Why is there mold on my house plants?

Recently, I discovered a white and yellow mold or fungus on one of my houseplants, which astonished me. I understood that it may be somewhat unsettling if I weren’t used to seeing this. As a result, I decided it was time to discuss the causes of mold on indoor plants, how to prevent it, and how to effectively remove mold from an indoor plant.

Why are the plants in my house developing mold? Mold frequently grows on indoor plants as a result of inadequate drainage in the plant’s pot or container, excessive watering, inadequate ventilation, or insufficient sunlight. Houseplants with mold are frequently curable by removing the contaminated soil or chopping off the afflicted plant parts.

You won’t want to miss this article if mold is spreading on your indoor plants. I’ll go through how to recognize houseplant mold later. I’ll also go into greater detail regarding the circumstances that support the growth of mold and discuss some practical mold eradication techniques. Go on reading!

How do I deal with mold on my plant?

Consider carrying out a few of the following to address mold that is present on soil and plants: Repot the plant to get rid of mold that is now active in the soil. Wash the plant thoroughly after removing the majority of the contaminated soil, then repot it in a container with good drainage holes.

Why can plants develop white fuzzy mold?

Powdery mildew, commonly known as white fuzzy mold, is brought on by fungus spores in the air. The spores of the fungus typically adhere to a young leaf where they can begin to grow and germinate before quickly dispersing to other areas of the plant and neighboring plants. Indoor and outdoor plants can get sick, especially in warm, humid climates. A well-established plant is usually not killed by the mold, although it can get weaker, produce less greenery, and spread to other plants. In addition to using natural household solutions to eliminate the mold and stop it from spreading, increasing air circulation around plants can aid in preventing the spores from taking hold.

How can mold be removed from plants using hydrogen peroxide?

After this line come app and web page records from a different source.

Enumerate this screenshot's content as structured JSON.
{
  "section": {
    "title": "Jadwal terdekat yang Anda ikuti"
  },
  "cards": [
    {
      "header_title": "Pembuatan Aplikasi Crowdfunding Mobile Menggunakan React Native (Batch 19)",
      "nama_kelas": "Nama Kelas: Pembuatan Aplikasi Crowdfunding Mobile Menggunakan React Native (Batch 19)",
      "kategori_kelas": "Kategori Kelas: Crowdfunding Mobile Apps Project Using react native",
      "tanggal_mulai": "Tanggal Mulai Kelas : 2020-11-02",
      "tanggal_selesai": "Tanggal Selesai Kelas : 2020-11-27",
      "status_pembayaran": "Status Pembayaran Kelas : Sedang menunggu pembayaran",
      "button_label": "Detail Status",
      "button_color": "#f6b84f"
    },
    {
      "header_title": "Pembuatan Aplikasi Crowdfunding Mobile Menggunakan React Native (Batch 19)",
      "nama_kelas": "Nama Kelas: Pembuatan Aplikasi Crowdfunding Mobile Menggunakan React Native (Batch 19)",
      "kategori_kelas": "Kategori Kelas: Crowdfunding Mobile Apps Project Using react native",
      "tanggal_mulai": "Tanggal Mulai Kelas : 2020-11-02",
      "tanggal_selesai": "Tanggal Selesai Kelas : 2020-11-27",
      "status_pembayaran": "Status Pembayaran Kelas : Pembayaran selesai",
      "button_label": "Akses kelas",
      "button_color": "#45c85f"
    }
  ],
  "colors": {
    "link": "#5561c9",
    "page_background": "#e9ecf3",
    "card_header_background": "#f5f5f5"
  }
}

When prevention doesn’t work, it’s a good idea to start with organic powdery mildew eradication. A powdery mildew infestation should not be treated with composting of the affected plant components. When looking for a home remedy for powdery mildew, there are a few possibilities to consider.

Use of diluted hydrogen peroxide solutions is one natural treatment for powdery mildew (9 parts water to 1 part hydrogen peroxide). About once every week, thoroughly spray it on the plants. Employing harsh chemicals on your plants is always better to using natural methods to remove powdery mildew.

Even certain plants, like the lilac, can have powdery mildew on them, and it doesn’t really harm the plant. Therefore, it is not required to treat the hardier plants for powdery mildew using a DIY remedy.

Another thing to keep in mind is that if one kind of plant contracts it, the powdery mildew won’t spread to the other kinds. For instance, it will only travel to the other roses and not the lilacs.

The greatest home remedy for preventing powdery mildew is to keep the soil at the right moisture content without overly increasing the surrounding humidity. This will help to keep your plants healthy and attractive, along with cautious annual pruning.

What does a plant natural antifungal do?

Gardeners can control fungal issues on plants outside using a range of antifungal treatments. Copper and sulfur, which are both hazardous substances, are found in common antifungal medications. These substances can be used indoors, but extreme caution must be taken to adhere to all safety precautions. When applying them to your plants, keep them out of your mouth and wear protective gear. It might be preferable to steer clear of using these pesticides or relocate the plants to an area where they cannot be disturbed if any pets or kids will be playing with the treated plants.

Use baking soda as a softer alternative if you want. Baking soda (sodium bicarbonate) has antifungal properties and can even kill some types of fungus that have been entrenched. It is efficient against some varieties of black spot and powdery mildew, according to research. The best part about baking soda is that it is affordable, easily accessible, and absolutely non-toxic to mammals.